Check each line of the data below for the string "JSON", then state how many have it and nothing else.

┌──

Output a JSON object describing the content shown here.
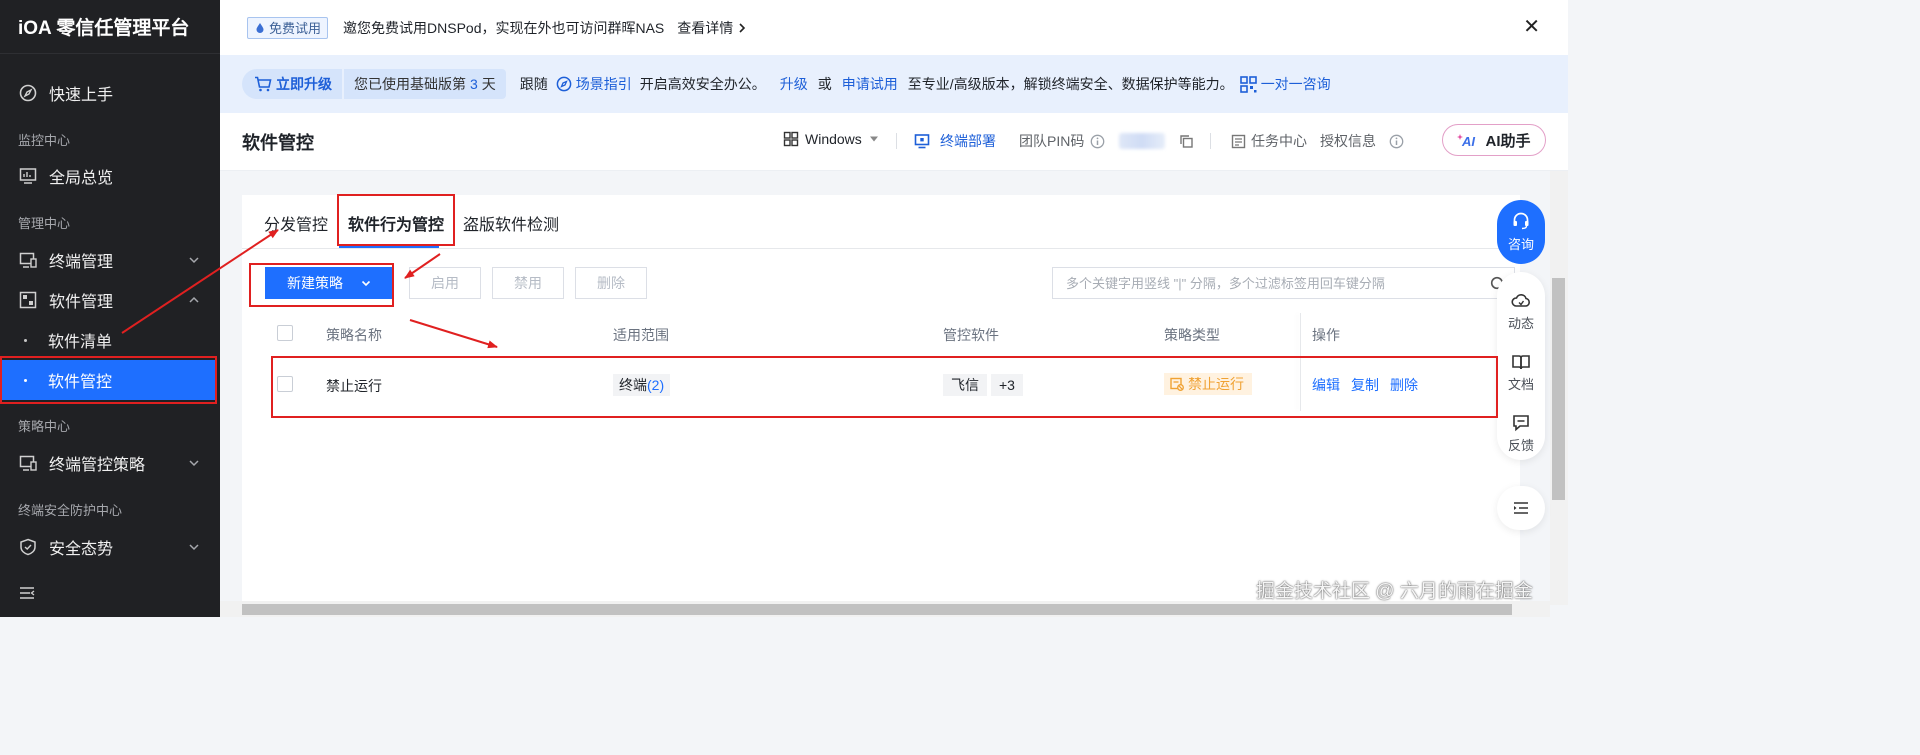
{
  "sidebar": {
    "brand": "iOA 零信任管理平台",
    "quick_start": "快速上手",
    "group_monitor": "监控中心",
    "overview": "全局总览",
    "group_manage": "管理中心",
    "endpoint_mgmt": "终端管理",
    "software_mgmt": "软件管理",
    "software_list": "软件清单",
    "software_control": "软件管控",
    "group_policy": "策略中心",
    "endpoint_policy": "终端管控策略",
    "group_security": "终端安全防护中心",
    "security_posture": "安全态势"
  },
  "banner_top": {
    "tag": "免费试用",
    "message": "邀您免费试用DNSPod，实现在外也可访问群晖NAS",
    "detail": "查看详情"
  },
  "banner_upgrade": {
    "upgrade_now": "立即升级",
    "base_prefix": "您已使用基础版第",
    "base_days": "3",
    "base_suffix": "天",
    "follow": "跟随",
    "scene_guide": "场景指引",
    "start_text": "开启高效安全办公。",
    "upgrade": "升级",
    "or": "或",
    "apply_trial": "申请试用",
    "tail_text": "至专业/高级版本，解锁终端安全、数据保护等能力。",
    "consult": "一对一咨询"
  },
  "header": {
    "title": "软件管控",
    "os": "Windows",
    "deploy": "终端部署",
    "team_pin": "团队PIN码",
    "task_center": "任务中心",
    "license_info": "授权信息",
    "ai_assistant": "AI助手"
  },
  "tabs": [
    "分发管控",
    "软件行为管控",
    "盗版软件检测"
  ],
  "toolbar": {
    "new_policy": "新建策略",
    "enable": "启用",
    "disable": "禁用",
    "delete": "删除",
    "search_placeholder": "多个关键字用竖线 \"|\" 分隔，多个过滤标签用回车键分隔"
  },
  "table": {
    "headers": [
      "策略名称",
      "适用范围",
      "管控软件",
      "策略类型",
      "操作"
    ],
    "rows": [
      {
        "name": "禁止运行",
        "scope_label": "终端",
        "scope_count": "(2)",
        "software": "飞信",
        "software_more": "+3",
        "type": "禁止运行",
        "actions": [
          "编辑",
          "复制",
          "删除"
        ]
      }
    ]
  },
  "float_panel": {
    "consult": "咨询",
    "dynamic": "动态",
    "docs": "文档",
    "feedback": "反馈"
  },
  "watermark": "掘金技术社区 @ 六月的雨在掘金",
  "colors": {
    "primary": "#1e6fff",
    "sidebar_bg": "#202124",
    "annotation_red": "#e02020",
    "warning": "#f0a233"
  }
}
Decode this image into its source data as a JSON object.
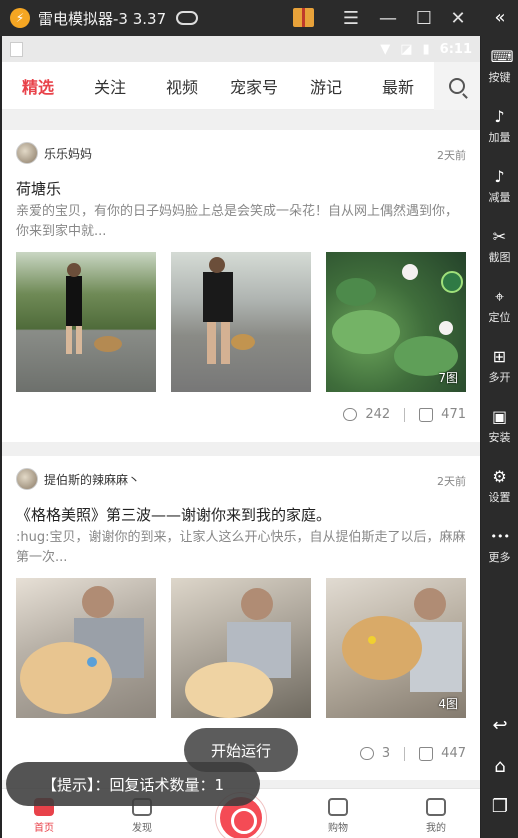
{
  "titlebar": {
    "app_title": "雷电模拟器-3 3.37",
    "menu_glyph": "☰",
    "minimize_glyph": "—",
    "maximize_glyph": "☐",
    "close_glyph": "✕"
  },
  "statusbar": {
    "time": "6:11"
  },
  "tabs": [
    "精选",
    "关注",
    "视频",
    "宠家号",
    "游记",
    "最新"
  ],
  "posts": [
    {
      "author": "乐乐妈妈",
      "time_ago": "2天前",
      "title": "荷塘乐",
      "excerpt": "亲爱的宝贝，有你的日子妈妈脸上总是会笑成一朵花！自从网上偶然遇到你，你来到家中就...",
      "pic_count": "7图",
      "comments": "242",
      "likes": "471"
    },
    {
      "author": "提伯斯的辣麻麻丶",
      "time_ago": "2天前",
      "title": "《格格美照》第三波——谢谢你来到我的家庭。",
      "excerpt": ":hug:宝贝，谢谢你的到来，让家人这么开心快乐，自从提伯斯走了以后，麻麻第一次...",
      "pic_count": "4图",
      "comments": "3",
      "likes": "447"
    }
  ],
  "bottomnav": {
    "home": "首页",
    "discover": "发现",
    "shop": "购物",
    "mine": "我的"
  },
  "overlay": {
    "run_button": "开始运行",
    "hint": "【提示】：回复话术数量：1"
  },
  "sidebar": {
    "collapse_glyph": "«",
    "items": [
      {
        "label": "按键",
        "icon": "keyboard-icon",
        "glyph": "⌨"
      },
      {
        "label": "加量",
        "icon": "volume-up-icon",
        "glyph": "♪"
      },
      {
        "label": "减量",
        "icon": "volume-down-icon",
        "glyph": "♪"
      },
      {
        "label": "截图",
        "icon": "scissors-icon",
        "glyph": "✂"
      },
      {
        "label": "定位",
        "icon": "location-pin-icon",
        "glyph": "⌖"
      },
      {
        "label": "多开",
        "icon": "multi-instance-icon",
        "glyph": "⊞"
      },
      {
        "label": "安装",
        "icon": "apk-install-icon",
        "glyph": "▣"
      },
      {
        "label": "设置",
        "icon": "gear-icon",
        "glyph": "⚙"
      },
      {
        "label": "更多",
        "icon": "more-dots-icon",
        "glyph": "•••"
      }
    ],
    "nav": {
      "back_glyph": "↩",
      "home_glyph": "⌂",
      "recents_glyph": "❐"
    }
  },
  "colors": {
    "accent": "#e8424a",
    "emulator_chrome": "#2b2b2b"
  }
}
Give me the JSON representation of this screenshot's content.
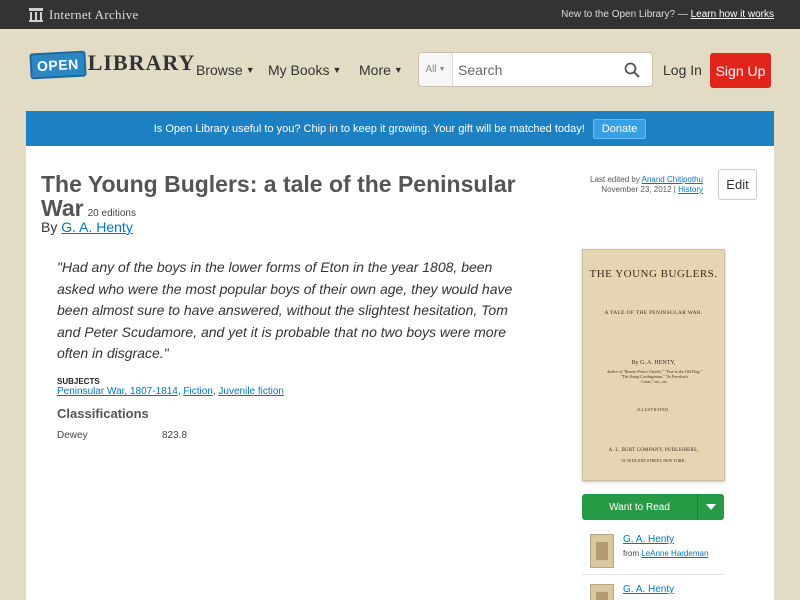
{
  "ia_bar": {
    "title": "Internet Archive",
    "prompt": "New to the Open Library? —",
    "link": "Learn how it works"
  },
  "header": {
    "logo_open": "OPEN",
    "logo_library": "LIBRARY",
    "nav": [
      {
        "label": "Browse"
      },
      {
        "label": "My Books"
      },
      {
        "label": "More"
      }
    ],
    "search_scope": "All",
    "search_placeholder": "Search",
    "login": "Log In",
    "signup": "Sign Up"
  },
  "donate": {
    "message": "Is Open Library useful to you? Chip in to keep it growing. Your gift will be matched today!",
    "button": "Donate"
  },
  "book": {
    "title": "The Young Buglers: a tale of the Peninsular War",
    "editions": "20 editions",
    "by": "By",
    "author": "G. A. Henty",
    "excerpt": "\"Had any of the boys in the lower forms of Eton in the year 1808, been asked who were the most popular boys of their own age, they would have been almost sure to have answered, without the slightest hesitation, Tom and Peter Scudamore, and yet it is probable that no two boys were more often in disgrace.\"",
    "subjects_label": "SUBJECTS",
    "subjects": [
      "Peninsular War, 1807-1814",
      "Fiction",
      "Juvenile fiction"
    ],
    "classifications_heading": "Classifications",
    "class_label": "Dewey",
    "class_value": "823.8"
  },
  "edit_info": {
    "prefix": "Last edited by",
    "editor": "Anand Chitipothu",
    "date": "November 23, 2012",
    "separator": "|",
    "history": "History",
    "edit_button": "Edit"
  },
  "cover": {
    "title": "THE YOUNG BUGLERS.",
    "subtitle": "A TALE OF THE PENINSULAR WAR.",
    "author": "By G. A. HENTY,",
    "small_line1": "Author of \"Bonnie Prince Charlie,\" \"True to the Old Flag,\"",
    "small_line2": "\"The Young Carthaginian,\" \"In Freedom's",
    "small_line3": "Cause,\" etc., etc.",
    "illustrated": "ILLUSTRATED.",
    "publisher": "A. L. BURT COMPANY, PUBLISHERS,",
    "address": "52-58 DUANE STREET, NEW YORK."
  },
  "want_to_read": "Want to Read",
  "edition_list": [
    {
      "author": "G. A. Henty",
      "from": "from",
      "source": "LeAnne Hardeman"
    },
    {
      "author": "G. A. Henty"
    }
  ],
  "colors": {
    "ia_bar": "#333333",
    "page_bg": "#e2dcc5",
    "donate_bg": "#1d80c3",
    "signup": "#e1251b",
    "want_to_read": "#259b46",
    "link": "#0376b8"
  }
}
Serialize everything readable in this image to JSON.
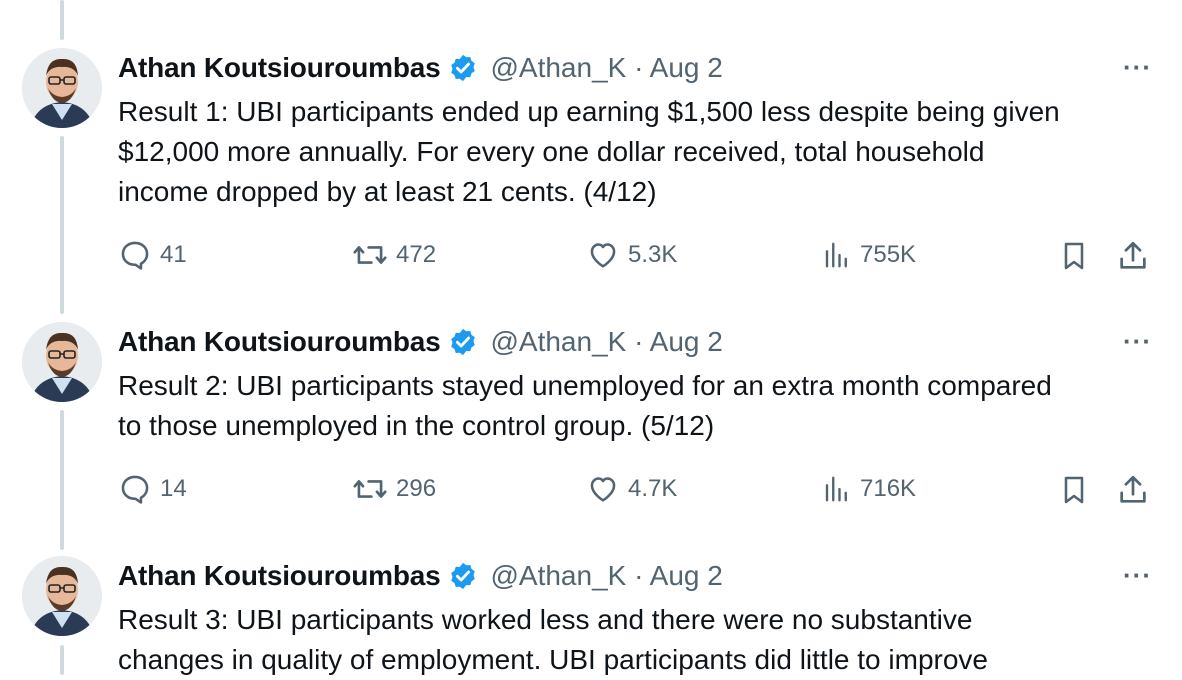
{
  "tweets": [
    {
      "author": "Athan Koutsiouroumbas",
      "handle": "@Athan_K · Aug 2",
      "text": "Result 1: UBI participants ended up earning $1,500 less despite being given\n$12,000 more annually. For every one dollar received, total household\nincome dropped by at least 21 cents. (4/12)",
      "replies": "41",
      "reposts": "472",
      "likes": "5.3K",
      "views": "755K",
      "more": "···"
    },
    {
      "author": "Athan Koutsiouroumbas",
      "handle": "@Athan_K · Aug 2",
      "text": "Result 2: UBI participants stayed unemployed for an extra month compared\nto those unemployed in the control group. (5/12)",
      "replies": "14",
      "reposts": "296",
      "likes": "4.7K",
      "views": "716K",
      "more": "···"
    },
    {
      "author": "Athan Koutsiouroumbas",
      "handle": "@Athan_K · Aug 2",
      "text": "Result 3: UBI participants worked less and there were no substantive\nchanges in quality of employment. UBI participants did little to improve",
      "more": "···"
    }
  ],
  "colors": {
    "verified": "#1d9bf0",
    "muted": "#536471",
    "thread_line": "#cfd9de"
  }
}
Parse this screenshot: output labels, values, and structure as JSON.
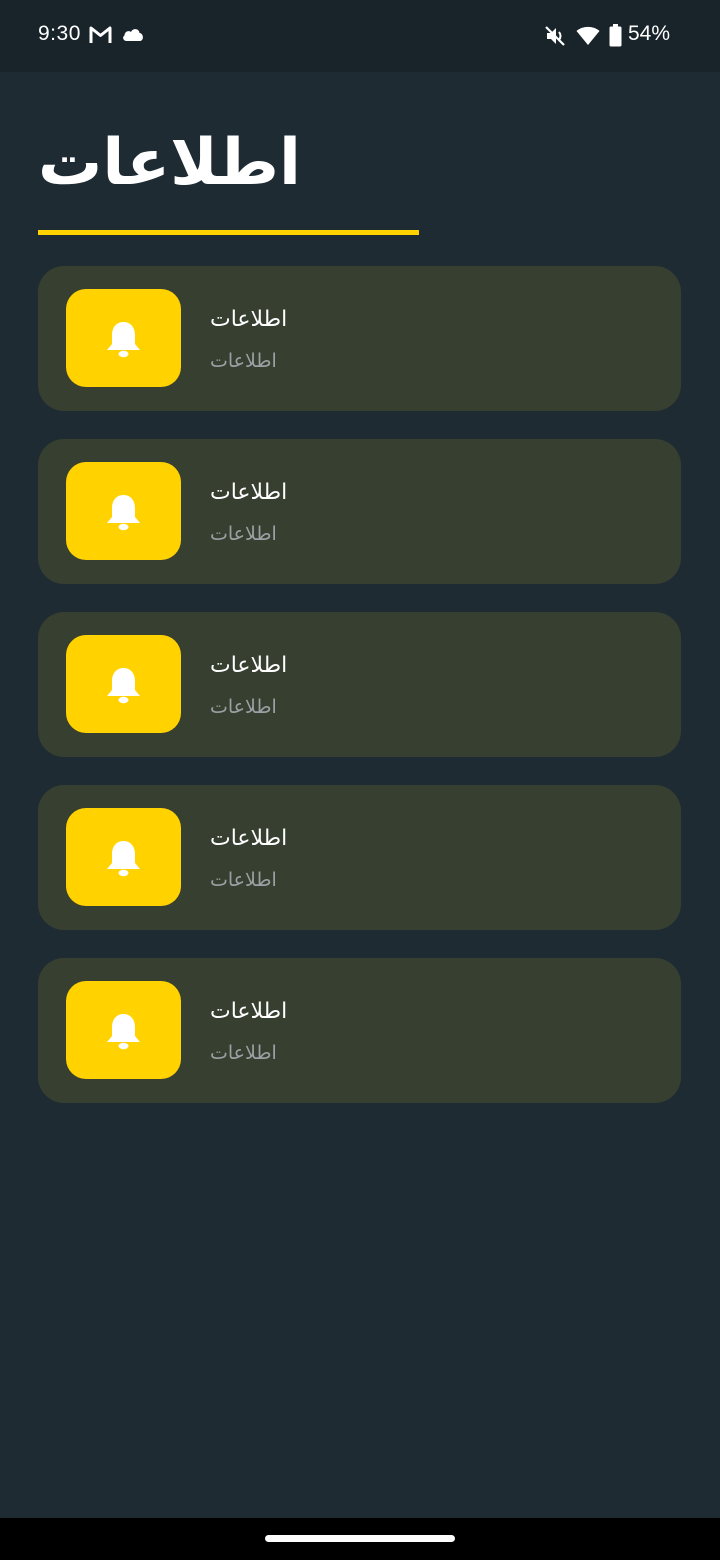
{
  "status_bar": {
    "time": "9:30",
    "battery": "54%",
    "icons": [
      "gmail-icon",
      "cloud-icon",
      "mute-icon",
      "wifi-icon",
      "battery-icon"
    ]
  },
  "header": {
    "title": "اطلاعات"
  },
  "notifications": [
    {
      "title": "اطلاعات",
      "subtitle": "اطلاعات",
      "icon": "bell-icon"
    },
    {
      "title": "اطلاعات",
      "subtitle": "اطلاعات",
      "icon": "bell-icon"
    },
    {
      "title": "اطلاعات",
      "subtitle": "اطلاعات",
      "icon": "bell-icon"
    },
    {
      "title": "اطلاعات",
      "subtitle": "اطلاعات",
      "icon": "bell-icon"
    },
    {
      "title": "اطلاعات",
      "subtitle": "اطلاعات",
      "icon": "bell-icon"
    }
  ],
  "colors": {
    "background": "#1f2b33",
    "card": "#373f31",
    "accent": "#ffd200",
    "subtitle": "#9aa0a3"
  }
}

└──

Result of this task –
5